• _PROBLEM STATEMENT_: From the listing below, pick out each line with the word "title".

━━━

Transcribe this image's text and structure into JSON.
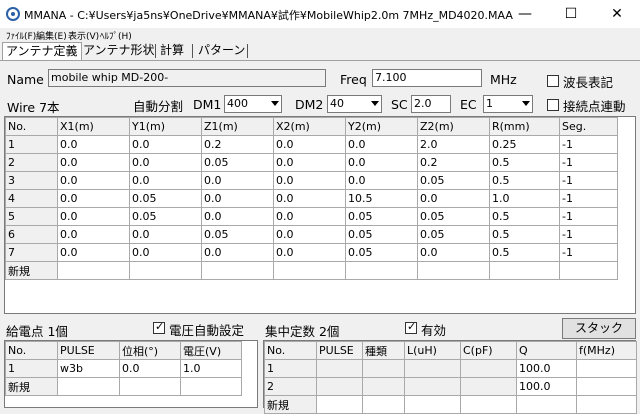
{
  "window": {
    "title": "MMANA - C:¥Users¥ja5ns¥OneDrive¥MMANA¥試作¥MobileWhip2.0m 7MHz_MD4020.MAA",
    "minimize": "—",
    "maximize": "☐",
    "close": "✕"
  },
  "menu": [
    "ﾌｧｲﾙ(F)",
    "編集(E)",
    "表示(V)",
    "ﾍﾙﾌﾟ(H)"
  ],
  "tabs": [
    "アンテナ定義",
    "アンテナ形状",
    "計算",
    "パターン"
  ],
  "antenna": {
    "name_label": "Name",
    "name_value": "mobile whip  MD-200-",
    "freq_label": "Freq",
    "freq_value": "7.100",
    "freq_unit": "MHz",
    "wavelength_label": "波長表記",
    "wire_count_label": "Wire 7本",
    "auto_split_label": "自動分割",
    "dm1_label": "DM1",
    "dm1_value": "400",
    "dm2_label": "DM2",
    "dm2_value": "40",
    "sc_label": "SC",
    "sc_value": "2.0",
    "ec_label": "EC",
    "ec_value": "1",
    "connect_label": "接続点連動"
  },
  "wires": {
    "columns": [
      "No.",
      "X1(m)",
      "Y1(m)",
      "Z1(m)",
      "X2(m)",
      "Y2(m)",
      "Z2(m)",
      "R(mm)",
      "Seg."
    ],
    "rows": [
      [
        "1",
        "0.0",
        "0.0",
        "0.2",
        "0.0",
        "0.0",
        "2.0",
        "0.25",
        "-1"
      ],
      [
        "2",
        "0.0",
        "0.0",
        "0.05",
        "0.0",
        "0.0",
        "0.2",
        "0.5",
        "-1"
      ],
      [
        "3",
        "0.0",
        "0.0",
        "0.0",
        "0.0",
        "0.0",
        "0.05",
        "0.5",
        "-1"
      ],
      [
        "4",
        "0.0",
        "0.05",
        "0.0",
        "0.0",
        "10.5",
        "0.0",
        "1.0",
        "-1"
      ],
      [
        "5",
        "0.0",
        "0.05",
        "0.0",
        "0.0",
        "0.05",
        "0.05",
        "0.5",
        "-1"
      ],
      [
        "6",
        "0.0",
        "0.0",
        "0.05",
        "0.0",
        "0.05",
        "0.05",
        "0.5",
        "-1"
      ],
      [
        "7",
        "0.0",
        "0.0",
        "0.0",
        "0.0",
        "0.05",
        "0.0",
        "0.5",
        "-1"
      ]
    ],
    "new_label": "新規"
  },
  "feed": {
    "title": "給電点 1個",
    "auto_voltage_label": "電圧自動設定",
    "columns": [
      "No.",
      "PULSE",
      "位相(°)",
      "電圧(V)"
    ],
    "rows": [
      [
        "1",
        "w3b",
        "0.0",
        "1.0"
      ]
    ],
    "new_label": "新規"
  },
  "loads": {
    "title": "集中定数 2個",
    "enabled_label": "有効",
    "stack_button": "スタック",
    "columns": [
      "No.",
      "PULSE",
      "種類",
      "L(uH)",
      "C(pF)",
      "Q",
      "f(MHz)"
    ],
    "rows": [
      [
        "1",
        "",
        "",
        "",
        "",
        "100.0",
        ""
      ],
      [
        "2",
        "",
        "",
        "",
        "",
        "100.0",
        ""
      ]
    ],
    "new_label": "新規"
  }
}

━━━

• _RESPONSE TO THE TASK_:
    "title": "MMANA - C:¥Users¥ja5ns¥OneDrive¥MMANA¥試作¥MobileWhip2.0m 7MHz_MD4020.MAA",
    "title": "給電点 1個",
    "title": "集中定数 2個",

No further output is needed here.